The office would consist of a garrison component in the United States focusing on the planning pieces, and acquisition experts from a deployable joint acquisition command would go to combat zones to oversee the execution of contracts, said military sources who agreed to speak on the condition of anonymity because top DOD leaders have not yet signed off on the proposal.
Plans for the office were part of a last-minute package for Kenneth Krieg, former undersecretary of Defense for acquisition, technology and logistics, according to one Pentagon official. But Krieg, who announced his resignation in June, left DOD July 20, before acting on the proposal. His designated successor, John Young, is expected to review the matter soon, sources said
As envisioned, DOD would organize the office under the Joint Forces Command in Norfolk, Va., according to military sources and DOD briefing slides obtained by Federal Computer Week. A two-star general would serve as its director.
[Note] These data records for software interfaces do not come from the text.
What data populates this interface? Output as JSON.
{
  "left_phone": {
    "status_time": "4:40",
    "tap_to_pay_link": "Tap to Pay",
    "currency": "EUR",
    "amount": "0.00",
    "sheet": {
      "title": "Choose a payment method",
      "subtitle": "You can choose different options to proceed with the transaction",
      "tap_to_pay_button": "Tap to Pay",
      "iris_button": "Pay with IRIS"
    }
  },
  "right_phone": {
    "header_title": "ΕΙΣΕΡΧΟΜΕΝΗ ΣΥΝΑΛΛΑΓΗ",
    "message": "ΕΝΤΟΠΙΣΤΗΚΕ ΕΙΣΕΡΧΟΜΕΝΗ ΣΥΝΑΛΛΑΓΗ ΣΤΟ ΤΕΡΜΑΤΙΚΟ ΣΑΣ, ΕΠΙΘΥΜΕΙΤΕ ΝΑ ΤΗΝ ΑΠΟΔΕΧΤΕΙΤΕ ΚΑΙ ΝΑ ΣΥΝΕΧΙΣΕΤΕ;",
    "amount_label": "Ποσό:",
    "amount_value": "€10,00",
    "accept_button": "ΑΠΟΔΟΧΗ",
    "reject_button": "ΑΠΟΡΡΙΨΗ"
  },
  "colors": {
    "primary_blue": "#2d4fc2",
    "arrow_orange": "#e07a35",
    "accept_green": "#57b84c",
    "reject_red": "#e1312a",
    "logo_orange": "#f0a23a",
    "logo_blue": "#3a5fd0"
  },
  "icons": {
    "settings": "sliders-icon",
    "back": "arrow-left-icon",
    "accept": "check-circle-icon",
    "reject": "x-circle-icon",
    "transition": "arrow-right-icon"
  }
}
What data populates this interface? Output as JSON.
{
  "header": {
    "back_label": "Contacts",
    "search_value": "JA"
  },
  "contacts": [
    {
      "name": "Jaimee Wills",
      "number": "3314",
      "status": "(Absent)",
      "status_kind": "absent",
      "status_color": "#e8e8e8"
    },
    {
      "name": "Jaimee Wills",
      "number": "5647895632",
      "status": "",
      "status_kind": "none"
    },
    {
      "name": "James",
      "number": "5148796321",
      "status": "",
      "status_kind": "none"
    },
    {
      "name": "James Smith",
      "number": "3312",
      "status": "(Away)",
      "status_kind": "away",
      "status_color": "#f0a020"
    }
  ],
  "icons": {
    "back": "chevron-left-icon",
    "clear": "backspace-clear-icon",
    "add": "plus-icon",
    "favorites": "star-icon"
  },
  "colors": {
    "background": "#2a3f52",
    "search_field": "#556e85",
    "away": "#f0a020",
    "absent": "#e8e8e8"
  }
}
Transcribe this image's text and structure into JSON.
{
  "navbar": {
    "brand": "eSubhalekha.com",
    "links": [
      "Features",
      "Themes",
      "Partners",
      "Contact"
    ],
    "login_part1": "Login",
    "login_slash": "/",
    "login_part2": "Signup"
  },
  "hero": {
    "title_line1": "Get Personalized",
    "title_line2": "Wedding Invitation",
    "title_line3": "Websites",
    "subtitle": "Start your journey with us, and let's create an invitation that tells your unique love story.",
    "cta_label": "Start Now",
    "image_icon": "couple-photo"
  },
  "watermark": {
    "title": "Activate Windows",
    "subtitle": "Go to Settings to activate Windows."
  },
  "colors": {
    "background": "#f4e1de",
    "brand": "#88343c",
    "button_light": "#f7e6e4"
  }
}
The stateside contingency acquisition support group would coordinate with combatant commands and other government agencies to anticipate future conflicts. The group also would examine the indigenous industrial base in potential crisis regions worldwide to get an idea of what DOD could quickly buy from local companies.
In combat areas, members of the joint acquisition command would be responsible for quickly awarding and managing contracts.
According to sources, contingency acquisition support planners want to incorporate lessons learned from the Pentagon’s Task Force to Improve Business and Stability Operations in Iraq, led by Paul Brinkley, deputy undersecretary of Defense for business transformation. Brinkley’s staff has been helping revitalize Iraq’s economy and reduce unemployment. Task force officials have reactivated several formerly state-run factories and offered employment to local residents. DOD leaders have said they believe increasing the number of jobs will keep Iraqis from taking up arms against U.S. forces.
Pentagon officials said the influence of Brinkley’s work on the support office could lead to a dramatic shift in contingency contracting toward giving indigenous companies preference over U.S. businesses whenever possible.